Originally, Grizzly Bear was the baby of solely Ed Droste, but he has been joined by several other players to make up the current configuration of the band. For some reason or another, this album by the group has landed them on Warp Records, who’re renowned for electronic musics of varying styles. And while Grizzly Bear does employ layered recording techniques, perhaps this release signals the labels intent to branch out musically. Either way, Yellow House is a sedate affair that at times recalls the Beach Boys at their most inspired. The phrase “psych pop” or “lysergic pop” will most certainly be evoked in most reviews and why should this one be any different. Again, in keeping with the current trend of folky revivalism, there’s some banjo on a few tracks as well as other traditional style acoustic instruments. “Knife” strays from that equation to evoke the Velvets in their guitar sound and emphasizes the down beat. The vocals by Droste on this track are pretty pop accessible and go along well with the ohhhs and ahhhs in the background. The recording of the album, I suppose, is part of the reason for all the commotion regarding this band and on “Plans” as well as “Colorado” the drums sound hardly like any other set that’s been recorded. Similarly, on “Central and Remote” the many voices that make up the song have been put together in an adept manner that might explain why this release is on Warp. While there are a number of groups now attempting to play old timey instruments while utilizing newer electronic techniques, like Andrew Bird, most of them fall short. I won’t say that this is a cornerstone in a new musical movement, but it’s pretty damned well put together and just short of breathtaking.

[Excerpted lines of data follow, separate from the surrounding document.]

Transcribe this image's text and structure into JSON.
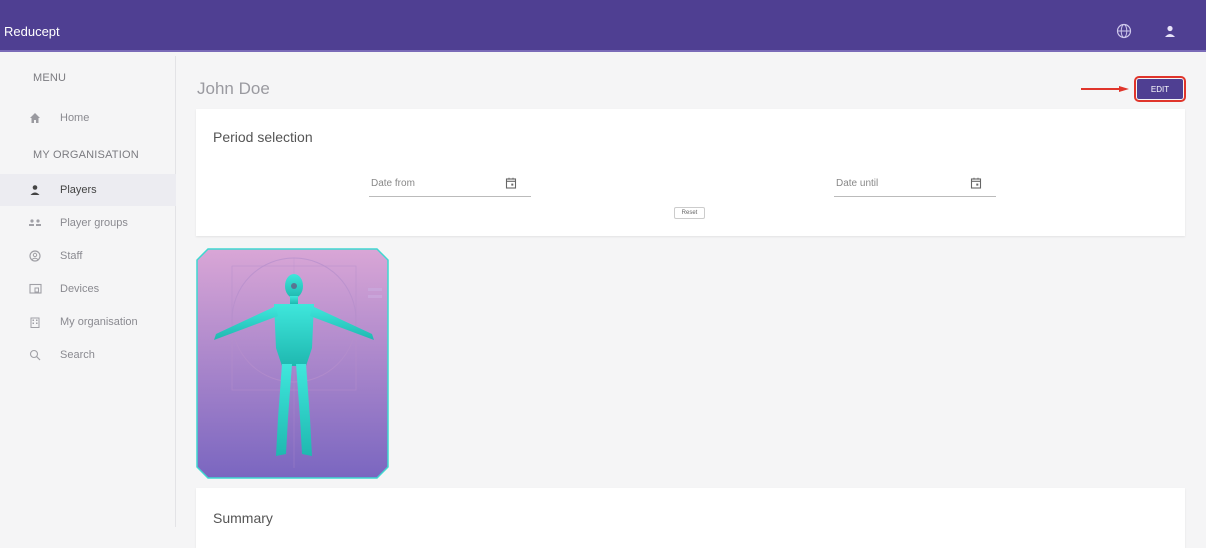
{
  "app": {
    "title": "Reducept"
  },
  "topbar": {
    "icons": [
      "globe-icon",
      "user-icon"
    ]
  },
  "sidebar": {
    "menu_header": "MENU",
    "org_header": "MY ORGANISATION",
    "home": {
      "label": "Home",
      "icon": "home-icon"
    },
    "items": [
      {
        "label": "Players",
        "icon": "person-icon",
        "active": true
      },
      {
        "label": "Player groups",
        "icon": "group-icon",
        "active": false
      },
      {
        "label": "Staff",
        "icon": "account-circle-icon",
        "active": false
      },
      {
        "label": "Devices",
        "icon": "devices-icon",
        "active": false
      },
      {
        "label": "My organisation",
        "icon": "building-icon",
        "active": false
      },
      {
        "label": "Search",
        "icon": "search-icon",
        "active": false
      }
    ]
  },
  "page": {
    "title": "John Doe",
    "edit_label": "EDIT"
  },
  "period": {
    "title": "Period selection",
    "date_from_placeholder": "Date from",
    "date_until_placeholder": "Date until",
    "reset_label": "Reset"
  },
  "summary": {
    "title": "Summary"
  },
  "colors": {
    "primary": "#4f3f92",
    "highlight": "#e0352b",
    "figure": "#2fd9cf"
  }
}
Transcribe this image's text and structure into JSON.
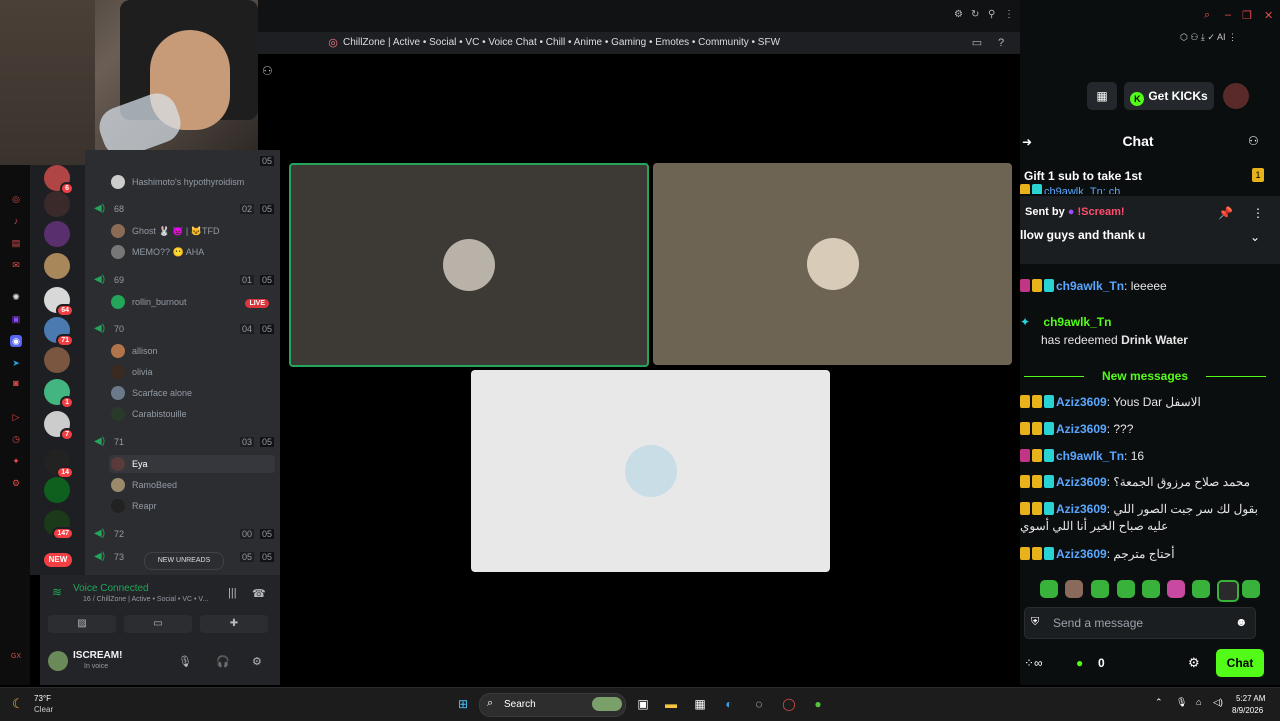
{
  "discord": {
    "window_title": "ChillZone | Active • Social • VC • Voice Chat • Chill • Anime • Gaming • Emotes • Community • SFW",
    "server_badges": [
      "6",
      "64",
      "71",
      "1",
      "7",
      "14",
      "147"
    ],
    "new_pill": "NEW",
    "voice_channels": [
      {
        "name": "68",
        "count": "02",
        "limit": "05",
        "users": [
          {
            "name": "Ghost 🐰 😈 | 🐱TFD"
          },
          {
            "name": "MEMO?? 😶 AHA"
          }
        ]
      },
      {
        "name": "69",
        "count": "01",
        "limit": "05",
        "users": [
          {
            "name": "rollin_burnout",
            "live": "LIVE"
          }
        ]
      },
      {
        "name": "70",
        "count": "04",
        "limit": "05",
        "users": [
          {
            "name": "allison"
          },
          {
            "name": "olivia"
          },
          {
            "name": "Scarface alone"
          },
          {
            "name": "Carabistouille"
          }
        ]
      },
      {
        "name": "71",
        "count": "03",
        "limit": "05",
        "users": [
          {
            "name": "Eya"
          },
          {
            "name": "RamoBeed"
          },
          {
            "name": "Reapr"
          }
        ]
      },
      {
        "name": "72",
        "count": "00",
        "limit": "05",
        "users": []
      },
      {
        "name": "73",
        "count": "05",
        "limit": "05",
        "users": []
      }
    ],
    "top_user": "Hashimoto's hypothyroidism",
    "top_limit": "05",
    "new_unreads": "NEW UNREADS",
    "voice_status": "Voice Connected",
    "voice_channel": "16 / ChillZone | Active • Social • VC • V...",
    "me_name": "ISCREAM!",
    "me_status": "In voice"
  },
  "kick": {
    "get_kicks": "Get KICKs",
    "chat_title": "Chat",
    "gift_banner": "Gift 1 sub to take 1st",
    "gift_count": "1",
    "partial_top": "ch9awlk_Tn: ch",
    "sent_by_label": "Sent by",
    "sent_by_name": "!Scream!",
    "pinned_message": "llow guys and thank u",
    "messages_before": [
      {
        "user": "ch9awlk_Tn",
        "text": ": leeeee"
      }
    ],
    "redeem_user": "ch9awlk_Tn",
    "redeem_prefix": "has redeemed ",
    "redeem_item": "Drink Water",
    "new_messages": "New messages",
    "messages": [
      {
        "user": "Aziz3609",
        "text": ": Yous Dar الاسفل"
      },
      {
        "user": "Aziz3609",
        "text": ": ???"
      },
      {
        "user": "ch9awlk_Tn",
        "text": ": 16"
      },
      {
        "user": "Aziz3609",
        "text": ": محمد صلاح مرزوق الجمعة؟"
      },
      {
        "user": "Aziz3609",
        "text": ": بقول لك سر جبت الصور اللي"
      },
      {
        "user": "",
        "text": "عليه صباح الخير أنا اللي أسوي"
      },
      {
        "user": "Aziz3609",
        "text": ": أحتاج مترجم"
      }
    ],
    "send_placeholder": "Send a message",
    "kicks_count": "0",
    "chat_button": "Chat"
  },
  "taskbar": {
    "temp": "73°F",
    "weather": "Clear",
    "search": "Search",
    "time": "5:27 AM",
    "date": "8/9/2026"
  },
  "colors": {
    "accent_green": "#53fc18",
    "discord_green": "#23a55a",
    "tile1": "#3d3a36",
    "tile2": "#6e6454",
    "tile3": "#e8e8e8"
  }
}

Bonnie 'Prince' Billy
The Letting Go
(Drag City, 2006)
I don’t recall exactly when being folky got to be cool again, but I’m alright with it for the most part, save for Devandra Banhart. Charlie Parr, Iron and Wine and this gentleman, BPB, have been carrying on a tradition of old timey instruments with newer production and recording techniques to varying degrees. And regardless of what music one has encountered that has involved BPB before, his latest album, The Letting Go, comes across as not only more of a singular vision, but also one that is easily applicable to any and all that listen. A gloomy violin, which acts to almost recall a silent film score begins “Love Comes to Me”. The slight guitar figure compliment the voice of BPB as the hand drums add some motion to the song. This opening track sets the tone for the album and is recalled again on a few other tracks that also study the human condition. “Cold and Wet” has a pre-war blues feeling and the vivid couplet “Shoes are wet/Our skin is cold”. But this time it’s physical and emotional pain as opposed to simply the later. Finger picking isn’t lacking on this BPB outing and on “Big Friday” the listener gets a little sample along with a nice reverb soaked slide part. If you weren’t a fan before, or were a bit apprehensive, The Letting Go might be an open door to begin falling in love with good ole Billy – swear.